Maurizio Caon, University of Applied Sciences and Arts of Western Switzerland, Switzerland

Reviewed by:

Aldenise P. Ewing, The Ohio State University, United States
Grzegorz Bulaj, The University of Utah, United States

© 2023 McDermott, Noake, Wolff, Bauld, Espina, Foucaud, Steindorf, Thorat, Weijenberg, Schüz and Kleijnen. This is an open-access article distributed under the terms of the Creative Commons Attribution License (CC BY). The use, distribution or reproduction in other forums is permitted, provided the original author(s) and the copyright owner(s) are credited and that the original publication in this journal is cited, in accordance with accepted academic practice. No use, distribution or reproduction is permitted which does not comply with these terms.

*Correspondence: Kevin T. McDermott

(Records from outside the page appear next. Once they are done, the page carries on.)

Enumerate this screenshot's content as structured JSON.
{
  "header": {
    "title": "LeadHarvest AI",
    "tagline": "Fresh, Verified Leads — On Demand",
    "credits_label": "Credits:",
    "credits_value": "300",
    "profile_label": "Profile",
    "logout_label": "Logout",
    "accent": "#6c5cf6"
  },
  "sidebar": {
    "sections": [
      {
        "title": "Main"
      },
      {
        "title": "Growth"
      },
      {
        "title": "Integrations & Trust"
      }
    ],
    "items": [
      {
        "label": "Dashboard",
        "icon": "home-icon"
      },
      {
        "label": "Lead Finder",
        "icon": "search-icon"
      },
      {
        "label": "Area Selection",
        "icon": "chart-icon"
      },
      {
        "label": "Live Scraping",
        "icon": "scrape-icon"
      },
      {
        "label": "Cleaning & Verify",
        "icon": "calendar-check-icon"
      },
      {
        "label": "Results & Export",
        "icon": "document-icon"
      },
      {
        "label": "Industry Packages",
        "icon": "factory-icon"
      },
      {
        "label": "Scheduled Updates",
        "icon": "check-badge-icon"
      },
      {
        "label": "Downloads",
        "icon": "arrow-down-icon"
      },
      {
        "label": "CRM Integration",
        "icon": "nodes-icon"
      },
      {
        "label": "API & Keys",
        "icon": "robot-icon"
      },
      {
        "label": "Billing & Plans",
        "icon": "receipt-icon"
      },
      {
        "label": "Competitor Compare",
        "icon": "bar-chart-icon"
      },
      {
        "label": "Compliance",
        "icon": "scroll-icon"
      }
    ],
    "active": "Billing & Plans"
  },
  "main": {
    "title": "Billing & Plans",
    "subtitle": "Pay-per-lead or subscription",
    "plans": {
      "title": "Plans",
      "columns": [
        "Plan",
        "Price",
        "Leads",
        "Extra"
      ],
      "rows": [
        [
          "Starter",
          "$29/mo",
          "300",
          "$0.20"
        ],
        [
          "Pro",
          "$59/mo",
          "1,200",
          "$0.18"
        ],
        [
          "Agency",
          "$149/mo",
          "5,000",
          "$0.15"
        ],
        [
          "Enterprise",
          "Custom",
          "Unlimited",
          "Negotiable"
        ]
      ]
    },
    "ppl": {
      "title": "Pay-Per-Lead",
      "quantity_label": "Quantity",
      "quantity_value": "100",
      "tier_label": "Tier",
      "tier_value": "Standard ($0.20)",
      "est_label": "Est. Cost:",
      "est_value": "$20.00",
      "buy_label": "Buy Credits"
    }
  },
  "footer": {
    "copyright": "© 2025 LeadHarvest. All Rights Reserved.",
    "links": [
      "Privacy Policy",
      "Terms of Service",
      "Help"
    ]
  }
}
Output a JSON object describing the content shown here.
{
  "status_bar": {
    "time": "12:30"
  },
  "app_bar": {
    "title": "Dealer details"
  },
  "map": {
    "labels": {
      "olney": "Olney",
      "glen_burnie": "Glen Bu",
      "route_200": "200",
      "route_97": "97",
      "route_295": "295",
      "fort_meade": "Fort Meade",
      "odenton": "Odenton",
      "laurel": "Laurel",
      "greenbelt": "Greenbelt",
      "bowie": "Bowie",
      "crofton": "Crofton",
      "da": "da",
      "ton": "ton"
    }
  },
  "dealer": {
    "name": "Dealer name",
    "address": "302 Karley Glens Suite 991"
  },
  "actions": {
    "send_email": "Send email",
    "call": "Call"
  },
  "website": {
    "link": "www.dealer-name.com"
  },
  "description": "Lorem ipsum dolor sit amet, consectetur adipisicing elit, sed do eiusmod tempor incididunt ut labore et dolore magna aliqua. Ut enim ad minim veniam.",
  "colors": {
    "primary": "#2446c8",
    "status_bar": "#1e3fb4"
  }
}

Disclaimer: All claims expressed in this article are solely those of the authors and do not necessarily represent those of their affiliated organizations, or those of the publisher, the editors and the reviewers. Any product that may be evaluated in this article or claim that may be made by its manufacturer is not guaranteed or endorsed by the publisher.